|Tsetse fly (Glossina)||Vectors of African trypanosomiasis; day-biters; often penetrate clothing|
Bite prevention strategies include avoiding high-risk sites (e.g., marshes, pools of standing water) and avoiding going outdoors at certain times of day (after dusk); wearing protective light-colored clothing, ideally treated with permethrin; and employing insect screens or bed nets. Bug zappers are ineffective and destroy beneficial insects. The most effective approach is applying insect repellents containing DEET 35% or picaridin 20%. Combination repellent-sunscreen preparations are not recommended because they have differing durations of effectiveness.22 Repellents should be applied after applying sunscreen, because applying DEET first increases skin absorption.23
DEET is the most effective repellent and is safe if guidelines are followed. Optimal concentrations are 10% to 35%, and a sustained-release 35% preparation (Ultrathon) is effective for up to 12 hours.24 Although higher concentrations may provide longer protection, those greater than 50% should be avoided because of minimal additional benefit and increased skin absorption.24,25 DEET 10% to 30% may be used in children older than two months if an adult supervises application and if it is not applied to the lips or hands.25,26 DEET is considered safe during pregnancy after the first trimester.26,27
Picaridin lacks the oiliness and odor of DEET, and does not damage synthetic fabrics, although it has a shorter duration of action.28 It is not approved for children younger than two years. Most natural repellents are less effective, but the best of these is oil of lemon eucalyptus, which contains the active ingredient p-menthane-3,8-diol.25 Unreliable alternatives that are not recommended include ultrasonic devices, oral thiamine, garlic, and wristbands impregnated with repellents.25

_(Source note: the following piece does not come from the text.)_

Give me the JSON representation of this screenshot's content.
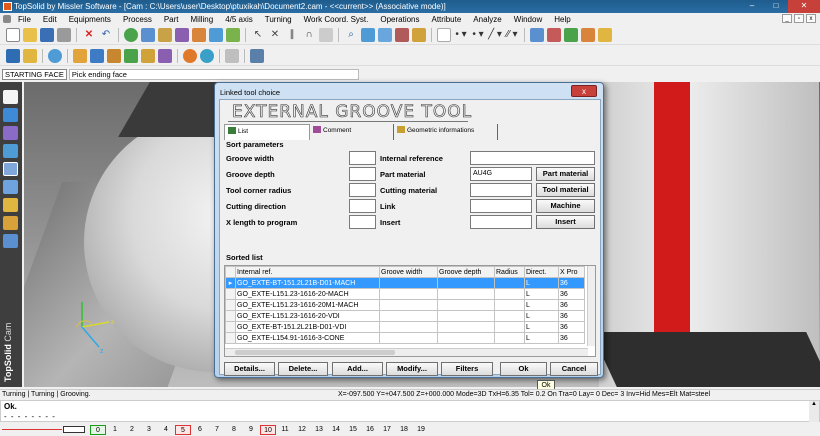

Data Sources: A literature search was performed in PubMed, Cochrane Database of Systematic Reviews, the Centers for Disease Control and Prevention, the Medical Letter, and Essential Evidence Plus. Initial search terms were insect bites, spider bites, bedbugs, ticks, tick-borne diseases, mites, and fleas. Secondary searches were conducted on STARI (southern tick-associated rash illness), Powassan encephalitis, and other vector-borne diseases. References were also identified from UpToDate and other pertinent review articles on these topics. Search dates: August and September 2011, and July 31, 2013.